(Excerpts from an interface dataset)
☆ ☆ ☆ ☆

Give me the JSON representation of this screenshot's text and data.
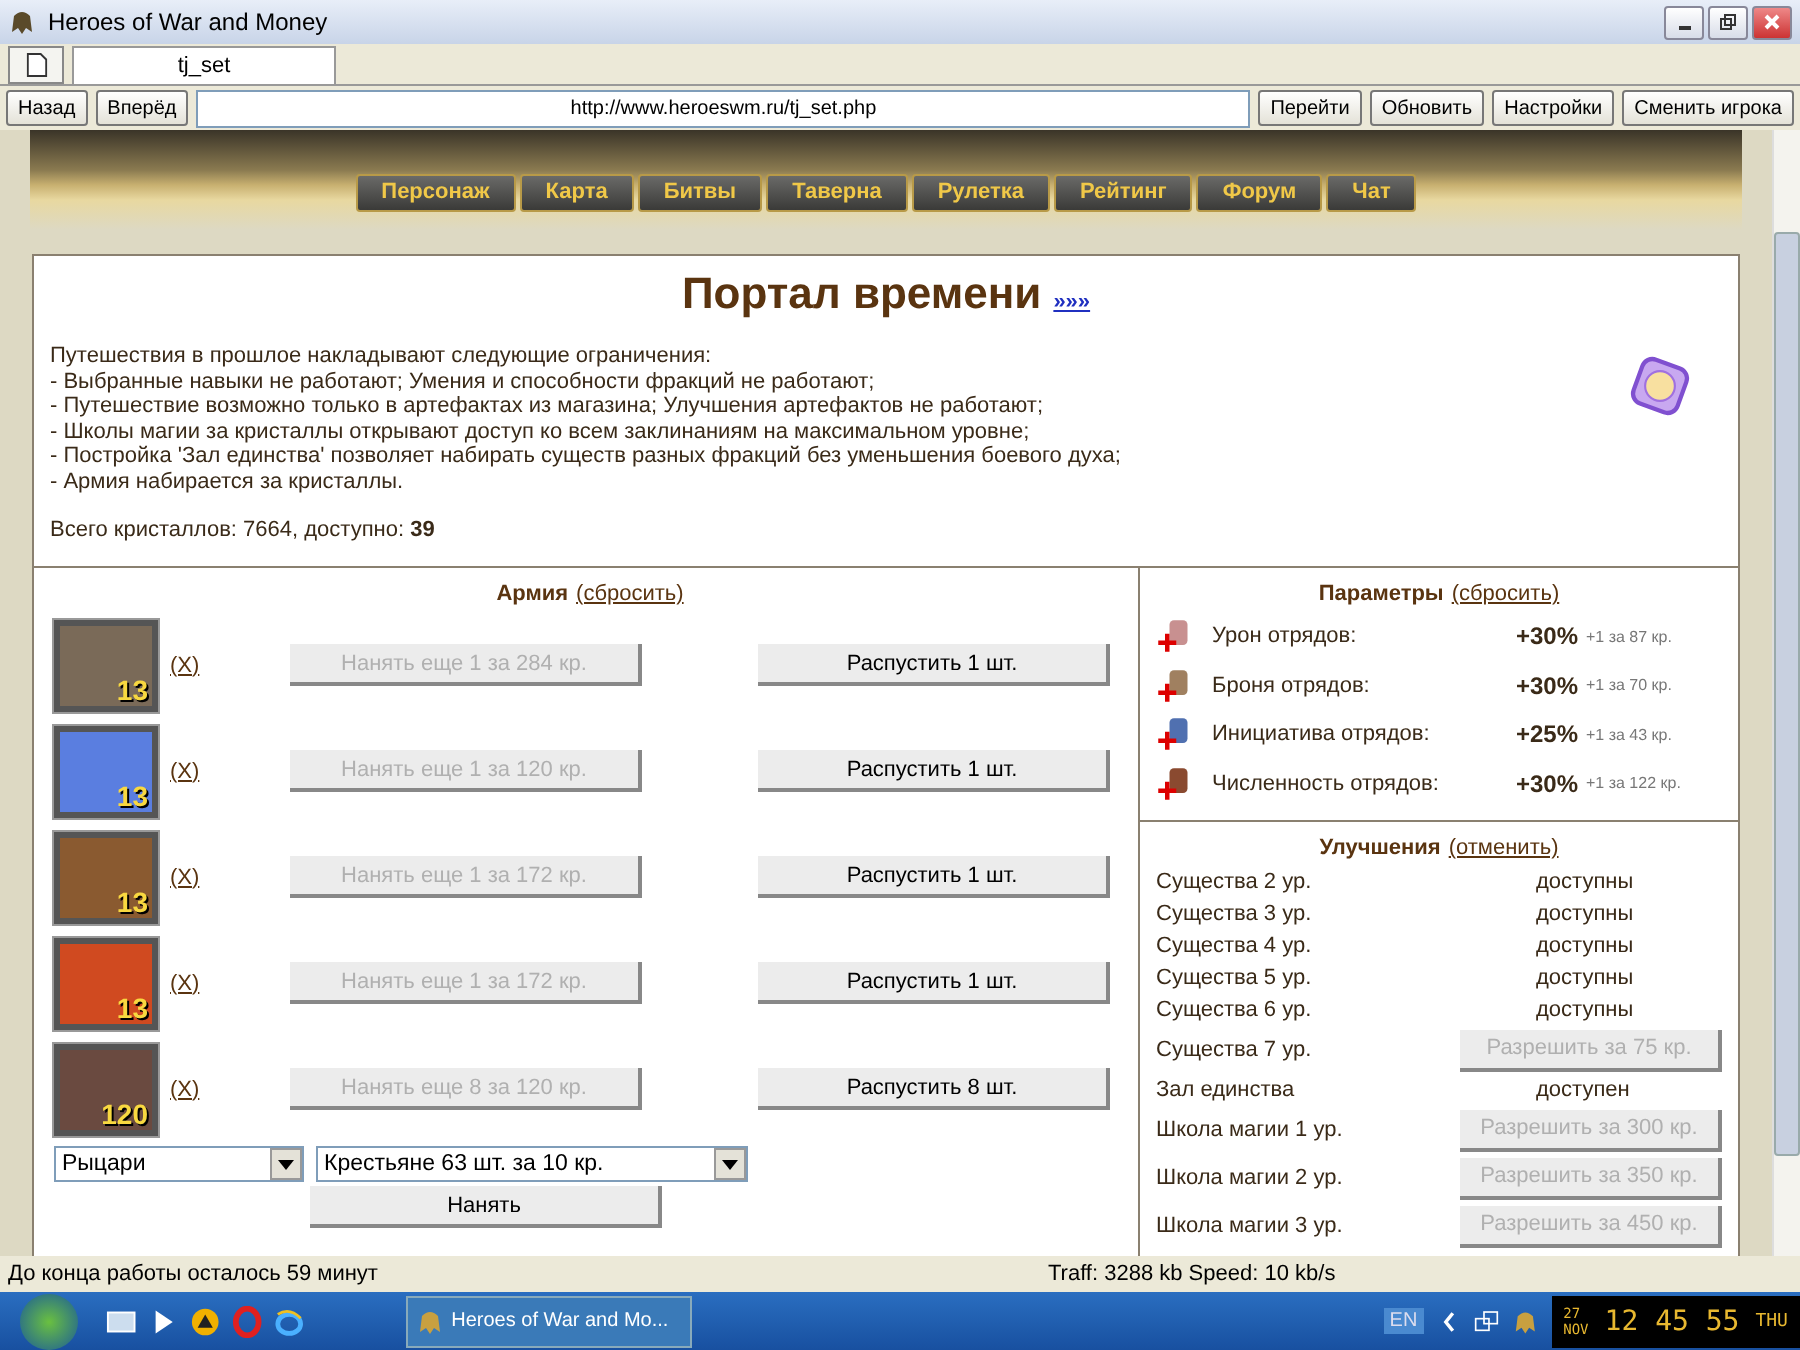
{
  "window": {
    "title": "Heroes of War and Money"
  },
  "browser": {
    "tab": "tj_set",
    "back": "Назад",
    "forward": "Вперёд",
    "url": "http://www.heroeswm.ru/tj_set.php",
    "buttons": [
      "Перейти",
      "Обновить",
      "Настройки",
      "Сменить игрока"
    ]
  },
  "nav": {
    "items": [
      "Персонаж",
      "Карта",
      "Битвы",
      "Таверна",
      "Рулетка",
      "Рейтинг",
      "Форум",
      "Чат"
    ]
  },
  "portal": {
    "title": "Портал времени",
    "more_link": "»»»",
    "intro": [
      "Путешествия в прошлое накладывают следующие ограничения:",
      "- Выбранные навыки не работают; Умения и способности фракций не работают;",
      "- Путешествие возможно только в артефактах из магазина; Улучшения артефактов не работают;",
      "- Школы магии за кристаллы открывают доступ ко всем заклинаниям на максимальном уровне;",
      "- Постройка 'Зал единства' позволяет набирать существ разных фракций без уменьшения боевого духа;",
      "- Армия набирается за кристаллы."
    ],
    "crystals": "Всего кристаллов: 7664, доступно: **39**"
  },
  "army": {
    "heading": "Армия",
    "reset": "(сбросить)",
    "units": [
      {
        "kind": "elder",
        "count": "13",
        "remove": "(X)",
        "hire": {
          "label": "Нанять еще 1 за 284 кр.",
          "disabled": true
        },
        "dismiss": {
          "label": "Распустить 1 шт.",
          "disabled": false
        }
      },
      {
        "kind": "bear",
        "count": "13",
        "remove": "(X)",
        "hire": {
          "label": "Нанять еще 1 за 120 кр.",
          "disabled": true
        },
        "dismiss": {
          "label": "Распустить 1 шт.",
          "disabled": false
        }
      },
      {
        "kind": "beast",
        "count": "13",
        "remove": "(X)",
        "hire": {
          "label": "Нанять еще 1 за 172 кр.",
          "disabled": true
        },
        "dismiss": {
          "label": "Распустить 1 шт.",
          "disabled": false
        }
      },
      {
        "kind": "demon",
        "count": "13",
        "remove": "(X)",
        "hire": {
          "label": "Нанять еще 1 за 172 кр.",
          "disabled": true
        },
        "dismiss": {
          "label": "Распустить 1 шт.",
          "disabled": false
        }
      },
      {
        "kind": "horned",
        "count": "120",
        "remove": "(X)",
        "hire": {
          "label": "Нанять еще 8 за 120 кр.",
          "disabled": true
        },
        "dismiss": {
          "label": "Распустить 8 шт.",
          "disabled": false
        }
      }
    ],
    "faction": "Рыцари",
    "creature": "Крестьяне 63 шт. за 10 кр.",
    "hire_button": "Нанять"
  },
  "params": {
    "heading": "Параметры",
    "reset": "(сбросить)",
    "items": [
      {
        "kind": "damage",
        "label": "Урон отрядов:",
        "value": "+30%",
        "cost": "+1 за 87 кр."
      },
      {
        "kind": "armor",
        "label": "Броня отрядов:",
        "value": "+30%",
        "cost": "+1 за 70 кр."
      },
      {
        "kind": "initiative",
        "label": "Инициатива отрядов:",
        "value": "+25%",
        "cost": "+1 за 43 кр."
      },
      {
        "kind": "count",
        "label": "Численность отрядов:",
        "value": "+30%",
        "cost": "+1 за 122 кр."
      }
    ]
  },
  "upgrades": {
    "heading": "Улучшения",
    "cancel": "(отменить)",
    "items": [
      {
        "label": "Существа 2 ур.",
        "kind": "status",
        "text": "доступны"
      },
      {
        "label": "Существа 3 ур.",
        "kind": "status",
        "text": "доступны"
      },
      {
        "label": "Существа 4 ур.",
        "kind": "status",
        "text": "доступны"
      },
      {
        "label": "Существа 5 ур.",
        "kind": "status",
        "text": "доступны"
      },
      {
        "label": "Существа 6 ур.",
        "kind": "status",
        "text": "доступны"
      },
      {
        "label": "Существа 7 ур.",
        "kind": "button",
        "text": "Разрешить за 75 кр.",
        "disabled": true
      },
      {
        "label": "Зал единства",
        "kind": "status",
        "text": "доступен"
      },
      {
        "label": "Школа магии 1 ур.",
        "kind": "button",
        "text": "Разрешить за 300 кр.",
        "disabled": true
      },
      {
        "label": "Школа магии 2 ур.",
        "kind": "button",
        "text": "Разрешить за 350 кр.",
        "disabled": true
      },
      {
        "label": "Школа магии 3 ур.",
        "kind": "button",
        "text": "Разрешить за 450 кр.",
        "disabled": true
      }
    ]
  },
  "status_bar": {
    "left": "До конца работы осталось 59 минут",
    "right": "Traff: 3288 kb Speed: 10 kb/s"
  },
  "taskbar": {
    "task": "Heroes of War and Mo...",
    "language": "EN",
    "clock": {
      "day": "27",
      "month": "NOV",
      "time": "12 45 55",
      "weekday": "THU"
    }
  }
}
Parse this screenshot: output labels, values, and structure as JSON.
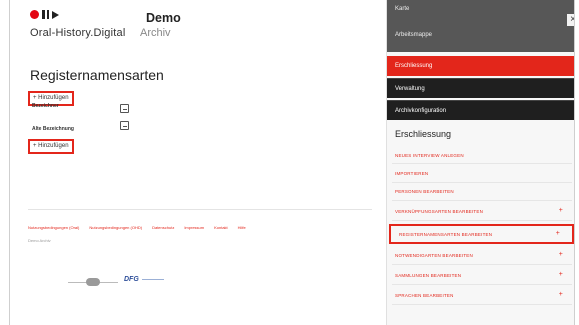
{
  "header": {
    "logo_text": "Oral-History.Digital",
    "title": "Demo",
    "subtitle": "Archiv"
  },
  "main": {
    "page_title": "Registernamensarten",
    "add_label": "+ Hinzufügen",
    "fields": [
      {
        "label": "Bezeichner"
      },
      {
        "label": "Alte Bezeichnung"
      }
    ]
  },
  "footer": {
    "links": [
      "Nutzungsbedingungen (Oral)",
      "Nutzungsbedingungen (OHD)",
      "Datenschutz",
      "Impressum",
      "Kontakt",
      "Hilfe"
    ],
    "version": "Demo Archiv"
  },
  "sidebar": {
    "top_items": [
      "Karte",
      "Arbeitsmappe"
    ],
    "menu": [
      "Erschliessung",
      "Verwaltung",
      "Archivkonfiguration"
    ],
    "active_item": "Erschliessung",
    "section_title": "Erschliessung",
    "sub_items": [
      "NEUES INTERVIEW ANLEGEN",
      "IMPORTIEREN",
      "PERSONEN BEARBEITEN",
      "VERKNÜPFUNGSARTEN BEARBEITEN",
      "REGISTERNAMENSARTEN BEARBEITEN",
      "NOTWENDIGARTEN BEARBEITEN",
      "SAMMLUNGEN BEARBEITEN",
      "SPRACHEN BEARBEITEN"
    ],
    "close_symbol": "×",
    "plus_symbol": "+"
  },
  "colors": {
    "accent": "#e3261b",
    "sidebar_dark": "#1f1f1f",
    "sidebar_top": "#575757"
  }
}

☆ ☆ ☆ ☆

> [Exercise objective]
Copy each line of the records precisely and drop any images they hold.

> [Written solution]
Give me the JSON representation of this screenshot's text and data.
{
  "window": {
    "title": "Heroes of War and Money"
  },
  "browser": {
    "tab": "tj_set",
    "back": "Назад",
    "forward": "Вперёд",
    "url": "http://www.heroeswm.ru/tj_set.php",
    "buttons": [
      "Перейти",
      "Обновить",
      "Настройки",
      "Сменить игрока"
    ]
  },
  "nav": {
    "items": [
      "Персонаж",
      "Карта",
      "Битвы",
      "Таверна",
      "Рулетка",
      "Рейтинг",
      "Форум",
      "Чат"
    ]
  },
  "portal": {
    "title": "Портал времени",
    "more_link": "»»»",
    "intro": [
      "Путешествия в прошлое накладывают следующие ограничения:",
      "- Выбранные навыки не работают; Умения и способности фракций не работают;",
      "- Путешествие возможно только в артефактах из магазина; Улучшения артефактов не работают;",
      "- Школы магии за кристаллы открывают доступ ко всем заклинаниям на максимальном уровне;",
      "- Постройка 'Зал единства' позволяет набирать существ разных фракций без уменьшения боевого духа;",
      "- Армия набирается за кристаллы."
    ],
    "crystals": "Всего кристаллов: 7664, доступно: **39**"
  },
  "army": {
    "heading": "Армия",
    "reset": "(сбросить)",
    "units": [
      {
        "kind": "elder",
        "count": "13",
        "remove": "(X)",
        "hire": {
          "label": "Нанять еще 1 за 284 кр.",
          "disabled": true
        },
        "dismiss": {
          "label": "Распустить 1 шт.",
          "disabled": false
        }
      },
      {
        "kind": "bear",
        "count": "13",
        "remove": "(X)",
        "hire": {
          "label": "Нанять еще 1 за 120 кр.",
          "disabled": true
        },
        "dismiss": {
          "label": "Распустить 1 шт.",
          "disabled": false
        }
      },
      {
        "kind": "beast",
        "count": "13",
        "remove": "(X)",
        "hire": {
          "label": "Нанять еще 1 за 172 кр.",
          "disabled": true
        },
        "dismiss": {
          "label": "Распустить 1 шт.",
          "disabled": false
        }
      },
      {
        "kind": "demon",
        "count": "13",
        "remove": "(X)",
        "hire": {
          "label": "Нанять еще 1 за 172 кр.",
          "disabled": true
        },
        "dismiss": {
          "label": "Распустить 1 шт.",
          "disabled": false
        }
      },
      {
        "kind": "horned",
        "count": "120",
        "remove": "(X)",
        "hire": {
          "label": "Нанять еще 8 за 120 кр.",
          "disabled": true
        },
        "dismiss": {
          "label": "Распустить 8 шт.",
          "disabled": false
        }
      }
    ],
    "faction": "Рыцари",
    "creature": "Крестьяне 63 шт. за 10 кр.",
    "hire_button": "Нанять"
  },
  "params": {
    "heading": "Параметры",
    "reset": "(сбросить)",
    "items": [
      {
        "kind": "damage",
        "label": "Урон отрядов:",
        "value": "+30%",
        "cost": "+1 за 87 кр."
      },
      {
        "kind": "armor",
        "label": "Броня отрядов:",
        "value": "+30%",
        "cost": "+1 за 70 кр."
      },
      {
        "kind": "initiative",
        "label": "Инициатива отрядов:",
        "value": "+25%",
        "cost": "+1 за 43 кр."
      },
      {
        "kind": "count",
        "label": "Численность отрядов:",
        "value": "+30%",
        "cost": "+1 за 122 кр."
      }
    ]
  },
  "upgrades": {
    "heading": "Улучшения",
    "cancel": "(отменить)",
    "items": [
      {
        "label": "Существа 2 ур.",
        "kind": "status",
        "text": "доступны"
      },
      {
        "label": "Существа 3 ур.",
        "kind": "status",
        "text": "доступны"
      },
      {
        "label": "Существа 4 ур.",
        "kind": "status",
        "text": "доступны"
      },
      {
        "label": "Существа 5 ур.",
        "kind": "status",
        "text": "доступны"
      },
      {
        "label": "Существа 6 ур.",
        "kind": "status",
        "text": "доступны"
      },
      {
        "label": "Существа 7 ур.",
        "kind": "button",
        "text": "Разрешить за 75 кр.",
        "disabled": true
      },
      {
        "label": "Зал единства",
        "kind": "status",
        "text": "доступен"
      },
      {
        "label": "Школа магии 1 ур.",
        "kind": "button",
        "text": "Разрешить за 300 кр.",
        "disabled": true
      },
      {
        "label": "Школа магии 2 ур.",
        "kind": "button",
        "text": "Разрешить за 350 кр.",
        "disabled": true
      },
      {
        "label": "Школа магии 3 ур.",
        "kind": "button",
        "text": "Разрешить за 450 кр.",
        "disabled": true
      }
    ]
  },
  "status_bar": {
    "left": "До конца работы осталось 59 минут",
    "right": "Traff: 3288 kb Speed: 10 kb/s"
  },
  "taskbar": {
    "task": "Heroes of War and Mo...",
    "language": "EN",
    "clock": {
      "day": "27",
      "month": "NOV",
      "time": "12 45 55",
      "weekday": "THU"
    }
  }
}
Parse this screenshot: output labels, values, and structure as JSON.
{
  "header": {
    "logo_text": "Oral-History.Digital",
    "title": "Demo",
    "subtitle": "Archiv"
  },
  "main": {
    "page_title": "Registernamensarten",
    "add_label": "+ Hinzufügen",
    "fields": [
      {
        "label": "Bezeichner"
      },
      {
        "label": "Alte Bezeichnung"
      }
    ]
  },
  "footer": {
    "links": [
      "Nutzungsbedingungen (Oral)",
      "Nutzungsbedingungen (OHD)",
      "Datenschutz",
      "Impressum",
      "Kontakt",
      "Hilfe"
    ],
    "version": "Demo Archiv"
  },
  "sidebar": {
    "top_items": [
      "Karte",
      "Arbeitsmappe"
    ],
    "menu": [
      "Erschliessung",
      "Verwaltung",
      "Archivkonfiguration"
    ],
    "active_item": "Erschliessung",
    "section_title": "Erschliessung",
    "sub_items": [
      "NEUES INTERVIEW ANLEGEN",
      "IMPORTIEREN",
      "PERSONEN BEARBEITEN",
      "VERKNÜPFUNGSARTEN BEARBEITEN",
      "REGISTERNAMENSARTEN BEARBEITEN",
      "NOTWENDIGARTEN BEARBEITEN",
      "SAMMLUNGEN BEARBEITEN",
      "SPRACHEN BEARBEITEN"
    ],
    "close_symbol": "×",
    "plus_symbol": "+"
  },
  "colors": {
    "accent": "#e3261b",
    "sidebar_dark": "#1f1f1f",
    "sidebar_top": "#575757"
  }
}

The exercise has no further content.